Gentle giant Jermaine Jones — no, seriously, that’s what Ryan calls him twice — does his final performance in a sweater vest with nothing underneath. Please do not give Rick Santorum ideas, Jermaine Jones. There is much holding-pen footage of him waiting for Final Judgment, quivering so hard I fear he will vomit his body weight. His version of “I Believe In You & Me” is shaky and way too bass-y and he doesn’t make it through, but his sobbing will serve as a perfect audition for the role of Gertie in “Tyler Perry’s Medea Sees an E.T.”
And then comes the part where they bring out more than one auditioner at a time and only choose one, which adds nothing and seems extra cruel to everyone involved. Ariel Sprague, Shelby Tweten and Holly Cavanaugh are trotted out for the last girls' spot, which Holly gets despite being the one I remember least. All three sets of parents are waiting in the holding pen and nobody quite knows how to react, and Ryan attempts to Coach Taylor the situation, which is not one of his strengths. Weird.

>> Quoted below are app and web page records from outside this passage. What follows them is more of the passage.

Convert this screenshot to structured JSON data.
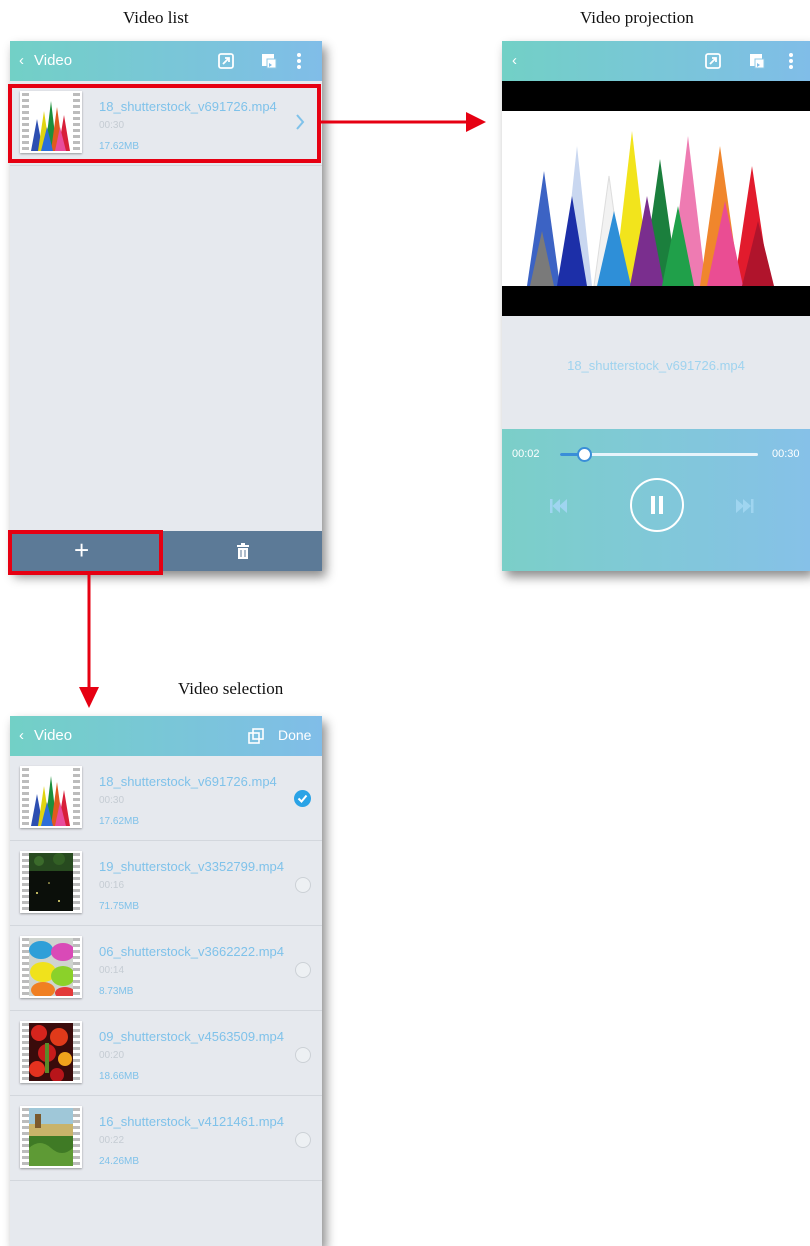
{
  "captions": {
    "list": "Video list",
    "projection": "Video projection",
    "selection": "Video selection"
  },
  "colors": {
    "accent": "#7fc2ea",
    "highlight": "#e60012",
    "toolbar": "#5c7a97",
    "check": "#2aa3e6"
  },
  "video_list": {
    "back_icon": "chevron-left-icon",
    "title": "Video",
    "toolbar_icons": [
      "cast-icon",
      "screen-mirror-icon",
      "more-vert-icon"
    ],
    "item": {
      "name": "18_shutterstock_v691726.mp4",
      "duration": "00:30",
      "size": "17.62MB"
    },
    "bottom_bar": {
      "add_label": "+",
      "delete_icon": "trash-icon"
    }
  },
  "projection": {
    "back_icon": "chevron-left-icon",
    "file_name": "18_shutterstock_v691726.mp4",
    "current_time": "00:02",
    "total_time": "00:30",
    "progress": 0.12
  },
  "selection": {
    "title": "Video",
    "select_all_icon": "copy-icon",
    "done_label": "Done",
    "items": [
      {
        "name": "18_shutterstock_v691726.mp4",
        "duration": "00:30",
        "size": "17.62MB",
        "selected": true
      },
      {
        "name": "19_shutterstock_v3352799.mp4",
        "duration": "00:16",
        "size": "71.75MB",
        "selected": false
      },
      {
        "name": "06_shutterstock_v3662222.mp4",
        "duration": "00:14",
        "size": "8.73MB",
        "selected": false
      },
      {
        "name": "09_shutterstock_v4563509.mp4",
        "duration": "00:20",
        "size": "18.66MB",
        "selected": false
      },
      {
        "name": "16_shutterstock_v4121461.mp4",
        "duration": "00:22",
        "size": "24.26MB",
        "selected": false
      }
    ]
  }
}
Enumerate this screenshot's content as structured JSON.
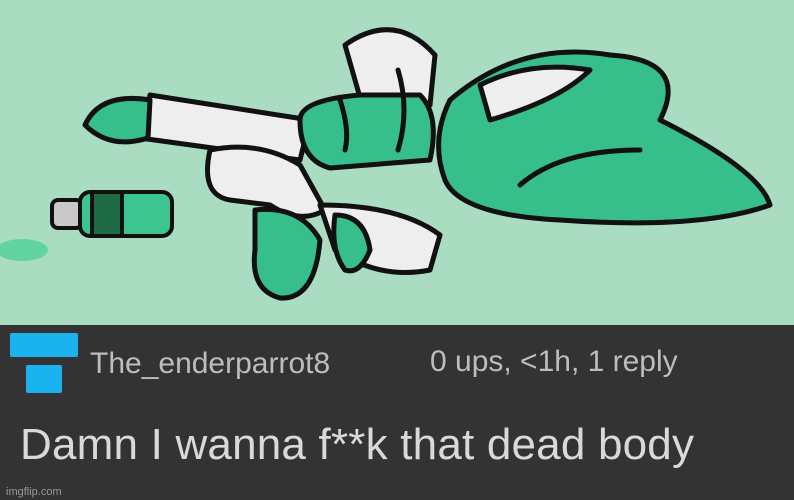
{
  "image": {
    "description_icon": "cartoon-illustration",
    "background_color": "#a9dcc0",
    "accent_color": "#33c08c"
  },
  "comment": {
    "username": "The_enderparrot8",
    "meta": "0 ups, <1h, 1 reply",
    "text": "Damn I wanna f**k that dead body",
    "avatar_color": "#1ab3f0"
  },
  "watermark": "imgflip.com"
}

Boy-wise, it’s down to David Leathers Jr. and Eben Franckewitz, who are infants. And the last spot goes to ... Eben! There is an endless tracking shot of David crying while Eben serves up some teenage John Cusack awkward joyfulness right behind him. Again, the parents are waiting just outside, and as Eben jumps into his mother’s arms, Eben’s dad lunges forward, comes face-to-face with a crestfallen David, and straight-up recoils. It is simply mouthwatering. Ryan puts his hand on David’s shoulders and says “Where’s that chin?” Ryan Seacrest: Discount Life Coach.
Now that the pressure’s off, Steven Tyler decides to disrobe and jump in the Le Reve stage-moat thing, and his upper body looks like you left an onion out too long and it grew nipples. He swims right out of the room, yelling, “I’m coming, Mom!” That’s the Wiccan Catherine Keener for you.
Finally, it is time for our shocking twist! Are you sitting down? They are going to add one more boy to the top 24, and it will be one of these four: Johnny Keyser, Jermaine Jones, Richie Law or David Leathers Jr.! Yes, sure, you can stand back up now. Where are you going?